by uncertainty regarding the maintenance of the gold standard, and a
consequent flight of capital*

The pound is likely to go down rather

than up and every fall intensifies the difficulties of the Gold Bloc*
The Gold Bloc individually or collectively may decide to prohibit the
export of gold to us, or may devaluate to a new and much lower level*
In either event, the pound will probably fall in relation to gold,
and hence in relation to the dollar*

Foreign money will leave England?

she will lose some exports to the Gold Bloc, particularly Belgiumj
and her tourist expenditure on the Continent will increase*

If the

pound falls in terms of dollars, the yen will probably also fall.


How our interests will be affected*

Such evidence as we possess

seems to indicate that, from the point of view of relative price and
income levels, the present relation of the dollar to other currencies
is about right.

The bulk of the gold we have been gaining can be

attributed to an inflow of capital, rather than to a favorable balance
of trade on goods account*

There is a greater likelihood of our

price and income levels rising more rapidly than those of other
countries than contrarywise, and this would mean an unfavorable balance of payments*

We could readily stand this if our income was


increasing rapidly.

The real danger, however, is that our exchange

position will be worsened before our income rises • This would be
definitely deflationary, really and psychologically.

If we do nothing

and the events outlined in (l) occur, we may be confronted with a
situation where the pound is at or below $4*00.


Alternative treurses of action.

Take no action until the Gold Bloc devalues and the pound

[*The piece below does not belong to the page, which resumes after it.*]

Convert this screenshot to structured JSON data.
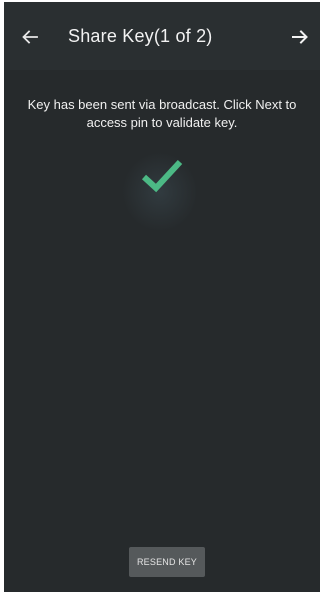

falls below $4.50, and then attempt to peg it thei-e. This would be
a difficult thing to do.
large balances in London.

It would be exceedingly risky to build up
The alternative would be to buy gold

but the only gold that would be available would be newly-mined gold,
which might not be sufficient.

If we permitted gold exports, the

England exchange fund and speculators could buy dollars with the
assurance that the sterling rate would not go above the price at
which we were buying sterling, and might go below.
these by turning their dollar balances into gold.
visable for us to prohibit the export of gold.

They could cover
It would be ad-

If the United States

and England engaged in a competitive bidding up of gold, the position
of the Gold Bloc would again become worsened, and a renewed period
of unsettlement would ensue. Moreover, we would again be confronted
with the problems raised by getting more gold than we wanted and of
having larger gold profits, which would be a source of danger in the

It would appear to be in our interest to make some con-

cessions now for the sake of avoiding the possible consequences

in (a).

I should favor therefore the President making the


following proposal informally to the other countries concerned:
If the ®old Bloc devalued by, say, 20-25$ and England gave
assurances that she would peg the pound for a period of a
year at $4*50, we would acquiesce and take no action*


however, foreign rates fell further than this, we would take
action *to defend the dollar11*

England is very reluctant to make any permanent commitments,
both because of the deep-seated belief that the pound is at present
overvalued, and because she fears further depreciation of the yen*
She v/ould not, however, relish a "currency war11*

Therefore she

might be prepared to make a commitment for a period of, say, a year.
If we adopt alternative (b) we should not delay*

Each day

that sterling goes lower weakens our bargaining position, since it
will appear that we are offering England no more than she has
already attained*